PG Phriday: Sidewinder
Maintaining a Postgres database can involve a lot of busywork. This is especially true for more robust architectures that allocate at least one replica for failover purposes. It’s still fairly common for a DBA to create a replica to accommodate emergency or upgrade scenarios, only to have to repeat the process when it came time to revert to the original master system. It’s not safe to simply subscribe the original primary to the newly promoted secondary, so this leaves either creating a new clone, or using
rsync to synchronize all of the files first.
This not only makes the DBA’s job harder, it also complicates disaster recovery tests or other scenarios that require reversing the replication stream. That’s where Postgres 9.5 and its inclusion of the
pg_rewind utility comes in. The only real criteria for use is that the
wal_log_hints setting is enabled in
Given that stipulation, imagine we have a 9.5 Postgres instance located at
/data/testdb. From here, let’s create some fake data with
pgbench and create a new replica:
pgbench -i -s 100 postgres pg_basebackup -D /data/testdb-clone -R
Next we modify the
postgresql.conf file for the clone and change the
port parameter so both instances can run simultaneously. Anything will work here, so long as it’s different from the parent instance. Let’s just say the new port is 5433 for this test.
Then comes the fun part: promoting and modifying the replica. A 30-second
pgbench test should modify enough data such that the replica and parent are no longer even minimally interchangeable.
pg_ctl -D /data/testdb-clone start pg_ctl -D /data/testdb-clone promote pg_ctl -D /data/testdb stop -m fast pgbench -p 5433 -T 30 postgres
The reason we stopped the old primary after promoting the new one is to simulate them being out of sync. Even one transaction that differs on either instance is enough to cause this effect. In fact, the previous two code blocks will be used again later, so keep them in mind.
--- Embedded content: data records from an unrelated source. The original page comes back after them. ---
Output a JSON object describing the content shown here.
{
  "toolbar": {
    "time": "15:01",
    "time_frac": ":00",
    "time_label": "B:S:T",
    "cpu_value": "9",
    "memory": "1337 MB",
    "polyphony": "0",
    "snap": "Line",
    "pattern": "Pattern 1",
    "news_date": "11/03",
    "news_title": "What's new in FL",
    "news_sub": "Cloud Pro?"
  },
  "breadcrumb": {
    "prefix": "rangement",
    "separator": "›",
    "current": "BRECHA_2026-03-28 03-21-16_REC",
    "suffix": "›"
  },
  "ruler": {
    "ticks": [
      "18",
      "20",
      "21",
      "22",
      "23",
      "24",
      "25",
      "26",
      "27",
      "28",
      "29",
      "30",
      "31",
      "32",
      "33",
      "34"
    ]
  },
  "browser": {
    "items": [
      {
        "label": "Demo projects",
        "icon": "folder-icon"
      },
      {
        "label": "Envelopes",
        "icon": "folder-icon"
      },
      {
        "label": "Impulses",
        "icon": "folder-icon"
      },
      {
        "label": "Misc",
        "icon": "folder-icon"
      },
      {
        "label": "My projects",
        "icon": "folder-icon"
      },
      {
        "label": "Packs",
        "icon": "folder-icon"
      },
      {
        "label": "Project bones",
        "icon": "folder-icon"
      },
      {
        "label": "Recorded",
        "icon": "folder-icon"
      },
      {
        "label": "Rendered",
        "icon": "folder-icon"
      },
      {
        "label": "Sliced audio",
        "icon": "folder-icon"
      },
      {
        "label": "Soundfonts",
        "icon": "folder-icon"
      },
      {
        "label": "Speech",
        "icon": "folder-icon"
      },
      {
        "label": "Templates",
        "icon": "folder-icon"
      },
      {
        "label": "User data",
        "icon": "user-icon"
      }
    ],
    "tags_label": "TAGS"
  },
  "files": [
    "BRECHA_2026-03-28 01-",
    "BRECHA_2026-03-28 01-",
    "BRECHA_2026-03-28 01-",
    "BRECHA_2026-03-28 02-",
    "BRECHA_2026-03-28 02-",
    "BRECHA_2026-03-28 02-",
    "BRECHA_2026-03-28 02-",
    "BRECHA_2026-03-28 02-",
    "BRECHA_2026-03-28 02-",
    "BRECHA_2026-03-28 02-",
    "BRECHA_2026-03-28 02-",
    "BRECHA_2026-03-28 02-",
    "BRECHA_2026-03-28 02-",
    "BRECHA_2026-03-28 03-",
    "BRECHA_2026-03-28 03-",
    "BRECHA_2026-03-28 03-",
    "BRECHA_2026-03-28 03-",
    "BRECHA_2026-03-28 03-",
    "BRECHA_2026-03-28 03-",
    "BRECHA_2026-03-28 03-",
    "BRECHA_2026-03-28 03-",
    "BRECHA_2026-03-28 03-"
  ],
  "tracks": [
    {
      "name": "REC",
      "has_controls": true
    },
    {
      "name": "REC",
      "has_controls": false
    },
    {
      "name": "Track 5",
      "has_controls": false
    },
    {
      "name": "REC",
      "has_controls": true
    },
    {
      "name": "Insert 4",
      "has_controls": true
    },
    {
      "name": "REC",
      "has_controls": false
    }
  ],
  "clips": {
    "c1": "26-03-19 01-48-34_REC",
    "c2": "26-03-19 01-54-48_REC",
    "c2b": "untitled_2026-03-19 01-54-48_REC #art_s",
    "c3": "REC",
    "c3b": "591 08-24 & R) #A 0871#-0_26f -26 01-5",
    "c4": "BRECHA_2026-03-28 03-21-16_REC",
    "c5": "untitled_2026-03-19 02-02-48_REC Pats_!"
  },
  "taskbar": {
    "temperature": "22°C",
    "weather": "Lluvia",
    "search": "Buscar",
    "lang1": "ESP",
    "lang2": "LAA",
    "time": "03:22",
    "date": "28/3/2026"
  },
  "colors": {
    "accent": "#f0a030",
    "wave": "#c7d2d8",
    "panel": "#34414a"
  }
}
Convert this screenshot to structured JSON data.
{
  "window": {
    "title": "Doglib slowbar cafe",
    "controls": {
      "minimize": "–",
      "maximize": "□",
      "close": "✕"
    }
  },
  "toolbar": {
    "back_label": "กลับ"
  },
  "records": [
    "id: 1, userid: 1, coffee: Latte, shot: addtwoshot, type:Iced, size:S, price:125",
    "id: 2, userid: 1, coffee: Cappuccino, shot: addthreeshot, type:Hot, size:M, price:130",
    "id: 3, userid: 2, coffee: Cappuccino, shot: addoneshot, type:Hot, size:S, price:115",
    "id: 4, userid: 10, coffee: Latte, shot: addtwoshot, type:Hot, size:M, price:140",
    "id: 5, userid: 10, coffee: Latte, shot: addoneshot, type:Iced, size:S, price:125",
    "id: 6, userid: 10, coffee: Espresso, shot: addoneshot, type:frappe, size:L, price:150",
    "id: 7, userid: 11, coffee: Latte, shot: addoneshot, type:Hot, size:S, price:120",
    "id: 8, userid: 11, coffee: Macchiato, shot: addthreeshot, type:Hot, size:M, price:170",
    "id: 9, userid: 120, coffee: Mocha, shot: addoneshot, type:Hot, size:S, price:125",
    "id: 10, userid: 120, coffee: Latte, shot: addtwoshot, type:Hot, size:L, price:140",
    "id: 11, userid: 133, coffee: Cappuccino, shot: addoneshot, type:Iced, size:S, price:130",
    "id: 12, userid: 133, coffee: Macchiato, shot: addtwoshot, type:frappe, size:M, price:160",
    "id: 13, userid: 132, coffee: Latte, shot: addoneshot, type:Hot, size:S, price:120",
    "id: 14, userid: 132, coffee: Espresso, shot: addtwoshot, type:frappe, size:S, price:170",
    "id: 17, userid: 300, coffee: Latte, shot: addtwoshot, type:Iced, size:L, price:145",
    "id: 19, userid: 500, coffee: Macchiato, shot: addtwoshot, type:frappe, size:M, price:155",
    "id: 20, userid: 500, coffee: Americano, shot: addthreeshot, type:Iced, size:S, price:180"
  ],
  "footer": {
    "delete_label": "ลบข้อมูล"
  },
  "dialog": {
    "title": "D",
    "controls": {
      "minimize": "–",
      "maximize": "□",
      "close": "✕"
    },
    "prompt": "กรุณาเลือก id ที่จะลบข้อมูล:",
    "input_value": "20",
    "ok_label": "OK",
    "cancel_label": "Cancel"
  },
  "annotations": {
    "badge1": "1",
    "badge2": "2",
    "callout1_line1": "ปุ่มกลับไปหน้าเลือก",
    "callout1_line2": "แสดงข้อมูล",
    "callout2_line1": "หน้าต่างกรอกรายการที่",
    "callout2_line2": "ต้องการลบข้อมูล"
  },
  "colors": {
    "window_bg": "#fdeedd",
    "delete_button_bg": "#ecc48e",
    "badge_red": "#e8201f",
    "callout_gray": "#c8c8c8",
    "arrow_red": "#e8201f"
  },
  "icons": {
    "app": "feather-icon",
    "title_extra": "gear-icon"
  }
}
To have some comparison, we need to test the “old” method of using
rsync. Our assumption here is that the database is too large to use
pg_basebackup. Let’s see it in action:
pg_ctl -D /data/testdb-clone stop -m fast time rsync -a /data/testdb-clone/ /data/testdb/ real 0m15.019s user 0m9.804s sys 0m10.909s
Nothing especially complicated, right? 15 seconds isn’t bad, considering we’re dealing with about 2GB of test data. If this were a database that measured in TBs instead, we’d be extremely grateful for any files rsync chose not to transfer. But what if we used
pg_rewind instead? How would that even work? Oddly enough, it’s actually pretty similar.
pg_ctl -D /data/testdb-clone stop -m fast time pg_rewind --source-pgdata=/data/testdb-clone \ --target-pgdata=/data/testdb servers diverged at WAL position 0/9E0004D8 on timeline 1 rewinding from last common checkpoint at 0/9E000430 on timeline 1 Done! real 0m0.679s user 0m0.024s sys 0m0.653s
We’re not quite done yet. Executing
pg_rewind merely “reverts” the old primary to a point where it can safely consume transaction logs from the new primary. After this, it needs to run in recovery mode and apply any pending changes as if it were a newly allocated replica. This means we need a new
recovery.conf pointing at the replica we promoted at the beginning of this process.
standby_mode = 'on' primary_conninfo = 'user=postgres port=5433'
Note that we’re only using the
postgres user to simplify our examples. We don’t recommend using the primary superuser for replication if it can be avoided. Beyond that, the only remaining steps are to start the new replica and see how long it takes to catch up.
pg_ctl -D /data/testdb start sleep 5 egrep 'standby|ready' /data/testdb/pg_log/postgresql-*.log 2015-11-06 17:56:49 GMT LOG: entering standby mode 2015-11-06 17:56:50 GMT LOG: database system is ready to accept read only connections
Wow! That’s quite a difference! Add that up and we spend about two seconds for the whole process. One to rewind the data, and another to re-apply the data modified since the systems were last in sync. Further, we can use the same process on
testdb-clone to safely convert it back into a replica.
Part of running a Postgres cluster of any description is coordination. Previously, swapping between two systems frequently was extremely slow and annoying for larger databases. This made maintenance and failovers to secondary pairs or DR tests much more complicated than necessary. Neither of those scenarios promote a healthy high availability architecture.
We want to swap to the secondary to perform maintenance as often as necessary, since that’s its role. We want to test our disaster recovery environment to prove its functionality. When doing so requires nearly a full synchronization in both directions every time, we’re much less likely to schedule these events very frequently. The
pg_rewind utility finally gives us a safe way to do that.
As a final note, while directly included as part of Postgres 9.5,
pg_rewind is actually available for 9.4 and 9.3 as well. I highly recommend integrating it into any robust HA stack; the QA and Infrastructure departments will be glad when the DR test can finish ahead of schedule for once!